• Exercise directions
Every record that follows should be copied exactly. No picture belongs in the copy.

(Web page and app entries)

------------------------------

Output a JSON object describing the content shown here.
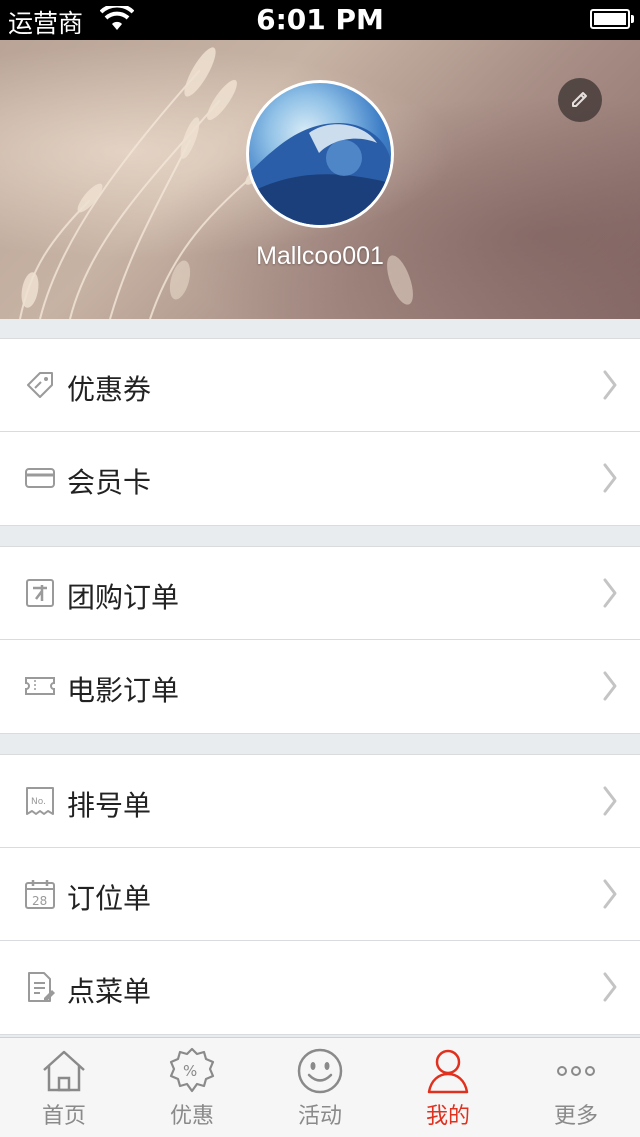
{
  "status_bar": {
    "carrier": "运营商",
    "time": "6:01 PM"
  },
  "profile": {
    "username": "Mallcoo001"
  },
  "menu_groups": [
    {
      "items": [
        {
          "label": "优惠券",
          "icon": "coupon-icon"
        },
        {
          "label": "会员卡",
          "icon": "card-icon"
        }
      ]
    },
    {
      "items": [
        {
          "label": "团购订单",
          "icon": "group-buy-icon"
        },
        {
          "label": "电影订单",
          "icon": "ticket-icon"
        }
      ]
    },
    {
      "items": [
        {
          "label": "排号单",
          "icon": "queue-number-icon"
        },
        {
          "label": "订位单",
          "icon": "calendar-icon"
        },
        {
          "label": "点菜单",
          "icon": "order-list-icon"
        }
      ]
    }
  ],
  "tabs": [
    {
      "label": "首页",
      "icon": "home-icon"
    },
    {
      "label": "优惠",
      "icon": "discount-icon"
    },
    {
      "label": "活动",
      "icon": "smile-icon"
    },
    {
      "label": "我的",
      "icon": "person-icon",
      "active": true
    },
    {
      "label": "更多",
      "icon": "more-icon"
    }
  ],
  "colors": {
    "accent": "#e0301e",
    "tab_inactive": "#8a8a8a",
    "separator": "#e9ecef"
  }
}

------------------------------

• Solution below
Output a JSON object describing the content shown here.
{
  "status_bar": {
    "carrier": "运营商",
    "time": "6:01 PM"
  },
  "profile": {
    "username": "Mallcoo001"
  },
  "menu_groups": [
    {
      "items": [
        {
          "label": "优惠券",
          "icon": "coupon-icon"
        },
        {
          "label": "会员卡",
          "icon": "card-icon"
        }
      ]
    },
    {
      "items": [
        {
          "label": "团购订单",
          "icon": "group-buy-icon"
        },
        {
          "label": "电影订单",
          "icon": "ticket-icon"
        }
      ]
    },
    {
      "items": [
        {
          "label": "排号单",
          "icon": "queue-number-icon"
        },
        {
          "label": "订位单",
          "icon": "calendar-icon"
        },
        {
          "label": "点菜单",
          "icon": "order-list-icon"
        }
      ]
    }
  ],
  "tabs": [
    {
      "label": "首页",
      "icon": "home-icon"
    },
    {
      "label": "优惠",
      "icon": "discount-icon"
    },
    {
      "label": "活动",
      "icon": "smile-icon"
    },
    {
      "label": "我的",
      "icon": "person-icon",
      "active": true
    },
    {
      "label": "更多",
      "icon": "more-icon"
    }
  ],
  "colors": {
    "accent": "#e0301e",
    "tab_inactive": "#8a8a8a",
    "separator": "#e9ecef"
  }
}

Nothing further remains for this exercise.